I cried almost everyday for the next 2 weeks after diagnosis. When my hair started to fall 1 week post first chemo, I cried in the bathroom while showering. I had to ask my husband to pick up all the hair that has covered the drainage while I was still showering. I didnt have the courage to look down at the drainage at all. I did not dare to use the magic clean to mop the house too because, believe it or not, I had to change the wipes 3 times (after using it front and back) when I mop the entire house. That was how much hair I have dropped after my first chemo. Eventually, I picked up the courage to shave my head bald at a salon and told myself that that will be the last time I cried because all the crying will not help me get rid of my cancerous tumour. I have to be strong, not just for myself, but for my loved ones too. I do not want to see them sad and most importantly, I need to have positive vibes around me. No one can walk this journey on my behalf so if I don’t pull myself together, no one can.
My biggest source of support would be my husband – he continued to work throughout the period I was undergoing treatments but he made a point to text me every few hours to ensure that I was coping well alone at home. My mom-in-law too, she will go to the market, buy a whole fish, debone it, slice it into many portions for me before packing it into individual containers. All I had to do was to open the fridge, take the ingredients out and dump them into the boiling pot for a fuss-free meal. She did this every week for 6 months.
How did bralettes affect life after diagnosis?
For some reason, I stopped wearing bras (with cups) after surgery. I was given a plain black cotton bralette (that hooks from the front) by my plastic surgeon and was advised to wear it for the next 6 months post surgery because front hooks are easier for me since I have difficulties hooking from behind especially with my armpit wound that was still healing. I got quite comfortable in that and never looked back ever since. Bralettes are the closest I can get as to not wearing anything underneath my top and so I was very happy to have found OBC, that offers beautiful and elegant designs and yet at the same time, supports my breasts as well.

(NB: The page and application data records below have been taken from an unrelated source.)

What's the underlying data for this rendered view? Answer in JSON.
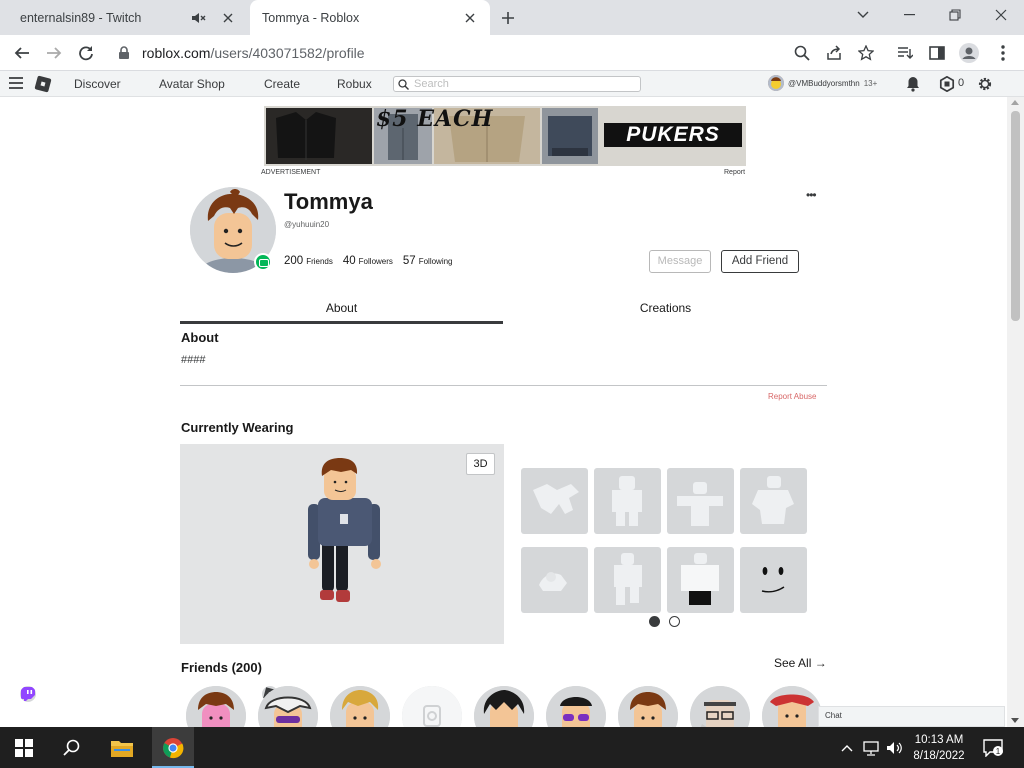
{
  "browser": {
    "tabs": [
      {
        "title": "enternalsin89 - Twitch",
        "icon": "twitch-icon",
        "active": false
      },
      {
        "title": "Tommya - Roblox",
        "icon": "roblox-icon",
        "active": true
      }
    ],
    "url_host": "roblox.com",
    "url_path": "/users/403071582/profile"
  },
  "rbx_nav": {
    "links": [
      "Discover",
      "Avatar Shop",
      "Create",
      "Robux"
    ],
    "search_placeholder": "Search",
    "username": "@VMBuddyorsmthn",
    "age_badge": "13+",
    "robux_count": "0"
  },
  "ad": {
    "headline": "$5 EACH",
    "brand": "PUKERS",
    "label": "ADVERTISEMENT",
    "report": "Report"
  },
  "profile": {
    "display_name": "Tommya",
    "handle": "@yuhuuin20",
    "friends_count": "200",
    "friends_label": "Friends",
    "followers_count": "40",
    "followers_label": "Followers",
    "following_count": "57",
    "following_label": "Following",
    "message_label": "Message",
    "add_friend_label": "Add Friend",
    "more_label": "•••"
  },
  "tabs": [
    "About",
    "Creations"
  ],
  "about": {
    "heading": "About",
    "text": "####",
    "report_abuse": "Report Abuse"
  },
  "wearing": {
    "heading": "Currently Wearing",
    "toggle_3d": "3D",
    "items_count_visible": 8,
    "page_dots": 2,
    "active_page": 1
  },
  "friends": {
    "heading": "Friends (200)",
    "see_all": "See All →"
  },
  "chat_label": "Chat",
  "taskbar": {
    "time": "10:13 AM",
    "date": "8/18/2022",
    "notification_count": "1"
  },
  "colors": {
    "online": "#02b757",
    "report_abuse": "#d86868",
    "twitch": "#9146ff",
    "taskbar": "#1f1f1f"
  }
}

Would you recommend women (breast cancer or not) to start replacing bras with bralettes?
Yes I will. Before breast cancer, I wore bras only because I need to when I head out and more often than not, I can wait to reach home to unhook that bra! However, with bralettes, it’s as comfortable as not wearing anything but yet, serves its purpose of covering your breasts from people. And I must say, bralettes have many more designs and are more versatile as compared to bras. Let’s face it, with bras, there can only be colours, a little bit of lace here and there. But with bralettes, ENDLESS! Face in front, lace behind, lace on the side, additional strips here and there such that it can also be part of a design from your top. You can even opt for padding or no padding on that same piece of bralette.

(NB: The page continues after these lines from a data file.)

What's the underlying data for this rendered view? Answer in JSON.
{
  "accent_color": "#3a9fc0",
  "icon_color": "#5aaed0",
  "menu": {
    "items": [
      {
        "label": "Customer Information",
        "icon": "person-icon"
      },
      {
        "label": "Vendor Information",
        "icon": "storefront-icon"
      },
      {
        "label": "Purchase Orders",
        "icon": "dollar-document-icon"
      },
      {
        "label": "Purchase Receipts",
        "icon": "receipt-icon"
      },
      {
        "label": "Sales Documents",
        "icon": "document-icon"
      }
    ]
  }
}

If there’s only one advise you could give to young women out there, what would it be?
Do not be complacent. Doesn’t mean you are under 45 means you do not need to do your monthly breast self-check examinations.

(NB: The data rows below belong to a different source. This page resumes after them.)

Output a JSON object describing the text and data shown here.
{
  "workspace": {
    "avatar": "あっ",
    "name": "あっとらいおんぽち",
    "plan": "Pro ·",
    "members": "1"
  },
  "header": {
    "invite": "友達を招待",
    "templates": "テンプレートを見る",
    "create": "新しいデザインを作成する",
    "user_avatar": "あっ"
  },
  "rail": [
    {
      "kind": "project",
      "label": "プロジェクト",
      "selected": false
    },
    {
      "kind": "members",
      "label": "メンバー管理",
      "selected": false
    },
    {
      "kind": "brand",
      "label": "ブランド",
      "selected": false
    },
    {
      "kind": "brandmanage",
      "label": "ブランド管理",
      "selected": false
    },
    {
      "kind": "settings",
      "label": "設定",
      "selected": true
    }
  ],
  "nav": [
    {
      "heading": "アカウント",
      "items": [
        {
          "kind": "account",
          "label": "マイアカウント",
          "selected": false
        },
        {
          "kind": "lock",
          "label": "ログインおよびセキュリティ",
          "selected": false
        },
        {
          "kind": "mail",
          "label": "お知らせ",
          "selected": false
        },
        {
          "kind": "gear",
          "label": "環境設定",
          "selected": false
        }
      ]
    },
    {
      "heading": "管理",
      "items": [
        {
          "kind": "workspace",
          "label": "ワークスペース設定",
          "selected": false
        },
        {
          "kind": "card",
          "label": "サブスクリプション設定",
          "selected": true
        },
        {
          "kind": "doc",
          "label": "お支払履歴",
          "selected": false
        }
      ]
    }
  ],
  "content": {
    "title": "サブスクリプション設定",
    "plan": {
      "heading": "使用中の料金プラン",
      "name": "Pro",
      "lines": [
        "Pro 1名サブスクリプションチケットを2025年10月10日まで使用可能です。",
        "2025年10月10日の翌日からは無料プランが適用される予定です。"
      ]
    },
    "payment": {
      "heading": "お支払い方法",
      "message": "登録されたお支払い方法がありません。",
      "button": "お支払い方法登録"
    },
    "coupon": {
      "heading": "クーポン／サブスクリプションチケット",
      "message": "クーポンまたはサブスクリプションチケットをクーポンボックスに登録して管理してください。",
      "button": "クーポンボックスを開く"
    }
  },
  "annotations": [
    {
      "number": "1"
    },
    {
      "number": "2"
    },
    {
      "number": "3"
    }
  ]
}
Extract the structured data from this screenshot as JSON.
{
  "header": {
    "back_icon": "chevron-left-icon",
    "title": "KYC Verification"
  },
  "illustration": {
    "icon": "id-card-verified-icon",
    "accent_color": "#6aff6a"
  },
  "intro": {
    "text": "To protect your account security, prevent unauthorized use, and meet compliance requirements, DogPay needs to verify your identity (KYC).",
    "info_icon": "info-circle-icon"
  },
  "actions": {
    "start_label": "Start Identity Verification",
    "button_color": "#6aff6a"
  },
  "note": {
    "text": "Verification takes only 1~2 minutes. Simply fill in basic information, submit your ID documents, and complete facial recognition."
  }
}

Breast cancer can happen to anyone. If it can happen to me at a young age of 29, it can happen to anyone.
It took the doctors 2 mammogram scans to confirm that I have a lump on my breast. Prior to my diagnosis, my tumour was not protruding out of my breast, and there wasn’t any discharge coming out from my nipple (symptoms of breast cancer). I found I had breast cancer by chance.
You do not want to be like me, to detect it late when the cancer has already spread to the lymph nodes. You want to catch it early so that you have got more treatment options available and of course, you have a higher survival rate (we are talking about over 90% survival rate if you catch it early!)
Every time we read Tracy’s story and look at her, we’re filled with so much appreciation of a woman who’s able to come to terms with her circumstances and stand up strong again after fighting cancer. Tracy is also very active in helping to raise awareness for Breast Cancer and truly a heroine in her own way.
If you have any questions regarding breast cancer, or if you’d like to speak to Tracy, you can contact her here.